Italian inheritance law
Many of our clients own property at home and here in Italy. We frequently receive questions about how cross border inheritance in Italy works.
Law no. 218 of 31st May, 1995 regulates the field of Italian inheritance law in the framework of international private law.
Habitual residence of the deceased at the time of death determines the national law which governs succession.
Italian Inheritance legislation adopts the principle of “unity of inheritance”. This principle differs substantially compared to legislation in common law countries. Italian law makes a distinction between a division of movable and immovable assets. Movable assets are subject to the law of the last domicile or last residence of the decedent. Immovable assets are subject to “lex rei sitae” (law of the country where property is located).

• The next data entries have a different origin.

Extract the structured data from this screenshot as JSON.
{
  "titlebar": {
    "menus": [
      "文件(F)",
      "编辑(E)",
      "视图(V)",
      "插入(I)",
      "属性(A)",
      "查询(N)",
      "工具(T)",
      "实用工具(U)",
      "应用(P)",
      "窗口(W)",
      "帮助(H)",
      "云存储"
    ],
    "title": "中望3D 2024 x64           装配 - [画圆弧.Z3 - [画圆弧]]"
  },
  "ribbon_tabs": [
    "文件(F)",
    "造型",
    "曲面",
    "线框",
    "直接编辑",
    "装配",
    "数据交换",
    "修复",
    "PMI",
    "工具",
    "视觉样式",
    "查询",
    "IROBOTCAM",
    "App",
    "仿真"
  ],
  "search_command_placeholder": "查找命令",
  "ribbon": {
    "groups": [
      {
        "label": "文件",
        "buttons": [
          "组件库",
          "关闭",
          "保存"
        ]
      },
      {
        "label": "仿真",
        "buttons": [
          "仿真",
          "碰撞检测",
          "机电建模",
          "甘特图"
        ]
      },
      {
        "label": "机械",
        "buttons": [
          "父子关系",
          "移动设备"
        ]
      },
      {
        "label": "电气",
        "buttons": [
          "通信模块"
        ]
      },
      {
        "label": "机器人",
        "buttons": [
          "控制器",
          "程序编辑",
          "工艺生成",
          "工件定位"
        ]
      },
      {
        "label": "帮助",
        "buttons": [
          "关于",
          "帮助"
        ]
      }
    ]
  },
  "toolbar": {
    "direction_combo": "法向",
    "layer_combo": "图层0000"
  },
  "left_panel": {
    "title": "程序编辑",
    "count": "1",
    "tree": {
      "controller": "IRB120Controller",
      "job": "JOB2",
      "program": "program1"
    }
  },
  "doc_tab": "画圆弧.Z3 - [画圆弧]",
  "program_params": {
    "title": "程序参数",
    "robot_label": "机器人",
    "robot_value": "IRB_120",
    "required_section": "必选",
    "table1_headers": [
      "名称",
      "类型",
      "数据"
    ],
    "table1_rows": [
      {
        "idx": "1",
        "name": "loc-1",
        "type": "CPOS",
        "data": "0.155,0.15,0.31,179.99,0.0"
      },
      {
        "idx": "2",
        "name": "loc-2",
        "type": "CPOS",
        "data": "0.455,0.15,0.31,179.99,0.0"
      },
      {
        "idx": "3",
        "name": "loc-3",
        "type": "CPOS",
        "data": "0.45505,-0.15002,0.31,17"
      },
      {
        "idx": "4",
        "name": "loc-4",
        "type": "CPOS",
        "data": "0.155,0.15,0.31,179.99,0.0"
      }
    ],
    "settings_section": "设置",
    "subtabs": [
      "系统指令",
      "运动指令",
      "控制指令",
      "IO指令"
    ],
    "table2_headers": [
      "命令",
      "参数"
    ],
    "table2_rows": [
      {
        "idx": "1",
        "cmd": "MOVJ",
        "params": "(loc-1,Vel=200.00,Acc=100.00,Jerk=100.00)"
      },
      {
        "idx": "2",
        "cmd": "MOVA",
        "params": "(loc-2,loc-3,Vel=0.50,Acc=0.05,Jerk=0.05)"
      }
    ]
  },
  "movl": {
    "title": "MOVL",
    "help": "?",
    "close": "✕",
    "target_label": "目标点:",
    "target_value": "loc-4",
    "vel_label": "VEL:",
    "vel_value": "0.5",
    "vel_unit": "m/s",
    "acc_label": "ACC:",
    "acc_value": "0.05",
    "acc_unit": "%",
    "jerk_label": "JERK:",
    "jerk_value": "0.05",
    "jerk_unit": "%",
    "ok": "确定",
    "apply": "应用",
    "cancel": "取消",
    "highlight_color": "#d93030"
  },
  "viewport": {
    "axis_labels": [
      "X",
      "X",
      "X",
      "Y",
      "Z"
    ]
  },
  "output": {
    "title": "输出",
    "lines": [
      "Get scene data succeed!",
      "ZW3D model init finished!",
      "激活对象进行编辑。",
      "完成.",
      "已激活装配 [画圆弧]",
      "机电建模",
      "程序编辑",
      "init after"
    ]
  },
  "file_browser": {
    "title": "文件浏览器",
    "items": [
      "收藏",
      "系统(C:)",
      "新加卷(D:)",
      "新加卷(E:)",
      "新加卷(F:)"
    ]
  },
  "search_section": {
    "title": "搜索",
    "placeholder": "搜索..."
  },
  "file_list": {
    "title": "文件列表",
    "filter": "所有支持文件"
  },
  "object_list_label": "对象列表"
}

One of the most important consequences of asset divisions is that, if a decedent’s estate includes properties located in different countries, the succession of each individual property could be regulated by the law of the country where the property is located.
Cross border deferment to the law of another country
Italian rules governing conflicts of law consider the possibility that the national law of a deceased foreigner might defer to the law of another country.
Here is a practical example. A deceased English national resident in England owned property in Italy. The law of England and Wales therefore governs succession. However, in accordance with the conflict of law of England and Wales, the law applicable to properties abroad is, “lex rei sitae (law of the country where the property is located). This means, Italian succession law governs the assets in Italy.
In 2015, the EU introduced regulations whereby a testator can elect which country law should regulate all assets. This could be the law of the country in which the testator is habitually resident or the country of the testator’s nationality. This choice of law has to be formally expressed in a will. In addition, it must not prejudice the rights that the Italian law provides for forced heirs, “legittimari”. These are members of family, resident in Italy when the testator dies. Although it may be against the testator’s wishes, forced heirs must receive a legally determined share of the estate.
An Italian will is the best option to manage cross border inheritance in Italy
If you own assets at home as well as in Italy, it is highly advisable to draft an Italian will for your Italian assets. In order to limit the consequences of “legal succession”, you should seek legal advice in this matter. If a decedent died intestate, that is without a Will, Italian Inheritance law determines which relatives of the deceased have a right to inherit an estate. This will primarily be the spouse, the legitimate and natural children, and any ascendants. Where no heirs are traceable, Italian assets go to the Italian State.
If you would like more details about Italian succession law and procedures, we have produced a comprehensive Italian Inheritance Guide, which we hope you will find helpful. If you would like to discuss a specific case, we are here to help.